Meanwhile, some of Nabal’s frightened servants go to Nabal’s wife, Abigail, and report what is happening. Abigail, realizing she has no time to lose, takes the situation into her own hands and swings into action. Loading up a few donkeys with provisions for David’s men, she sets out with a small entourage of servants to intercept David before he reaches her husband.
This is where the rub with evangelical tradition comes: she tells none of this to Nabal.
Traditional evangelical Christianity has treated Paul’s teaching of responsibility (Christ the head of the husband, the husband the head of the wife) as a hard-and-fast rule of hierarchy to be obeyed in all cases. In much of traditional Christian teaching, the actions of Abigail were wrong. Regardless of the situation, she is never to go out from underneath the control of her husband. Yet here God is honoring her actions in doing just that.
Abigail was not paying attention to rules here; she was acting as a lioness fiercely guarding the lives of the people in her household — even the life of her foolish husband who would have surely died at David’s hand. Who knows how many lives she saved that day, not to mention saving David from needless bloodshed he would have regretted later.
This is what legalism does. It takes principles for living and turns them into hard-and-fast rules that do not always dictate the right thing to do in all cases. Jesus illustrated this when he healed on the Sabbath and allowed his disciples to pick grain in the fields as they walked along on the Sabbath. The restrictions He ignored are traditional interpretations of the law that violate the spirit of what the law was supposed to do in the first place, so Jesus had no problem snubbing them.
This traditional teaching in the Christian church has been the cause of much abuse by husbands justifying their actions by the “Chain of Command” and keeping the wife quiet about her own abuse and/or the abuse of their children. The law still gives us a guide for action, but we are not under the law but under grace. A woman removing herself and her children from an abusive husband is doing the same thing Abigail did — fiercely guarding the lives of the people in her household.

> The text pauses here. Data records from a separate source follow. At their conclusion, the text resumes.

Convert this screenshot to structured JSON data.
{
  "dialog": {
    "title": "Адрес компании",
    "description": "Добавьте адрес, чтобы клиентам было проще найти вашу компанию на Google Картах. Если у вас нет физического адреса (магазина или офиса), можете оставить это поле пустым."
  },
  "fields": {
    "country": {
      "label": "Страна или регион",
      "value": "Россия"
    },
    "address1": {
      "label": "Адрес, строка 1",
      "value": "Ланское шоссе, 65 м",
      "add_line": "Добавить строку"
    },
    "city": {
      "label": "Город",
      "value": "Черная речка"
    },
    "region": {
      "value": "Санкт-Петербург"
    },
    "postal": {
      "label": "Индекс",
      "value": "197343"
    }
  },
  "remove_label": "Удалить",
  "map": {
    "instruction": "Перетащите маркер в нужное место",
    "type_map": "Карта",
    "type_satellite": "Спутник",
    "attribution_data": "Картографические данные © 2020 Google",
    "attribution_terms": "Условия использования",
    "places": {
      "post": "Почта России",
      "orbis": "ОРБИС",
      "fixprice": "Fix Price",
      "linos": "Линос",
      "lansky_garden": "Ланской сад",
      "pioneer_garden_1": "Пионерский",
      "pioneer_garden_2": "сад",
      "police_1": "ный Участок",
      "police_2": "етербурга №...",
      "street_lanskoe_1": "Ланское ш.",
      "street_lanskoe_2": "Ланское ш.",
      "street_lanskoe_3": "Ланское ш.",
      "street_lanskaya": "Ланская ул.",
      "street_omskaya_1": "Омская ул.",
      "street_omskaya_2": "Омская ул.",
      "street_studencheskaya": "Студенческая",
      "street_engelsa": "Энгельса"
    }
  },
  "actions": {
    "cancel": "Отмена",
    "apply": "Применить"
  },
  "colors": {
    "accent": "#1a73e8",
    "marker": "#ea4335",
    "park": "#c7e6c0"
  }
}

The truly amazing thing is that Abigail still acted as Nabal’s wife with respect. She did not separate herself from his folly. She took the blame and the responsibility for his foolishness. “On me alone place the blame,” she told David. She truly acted in Nabal’s place, doing the right thing, because he was incapable of doing the right thing in his foolishness. She was a truly noble woman.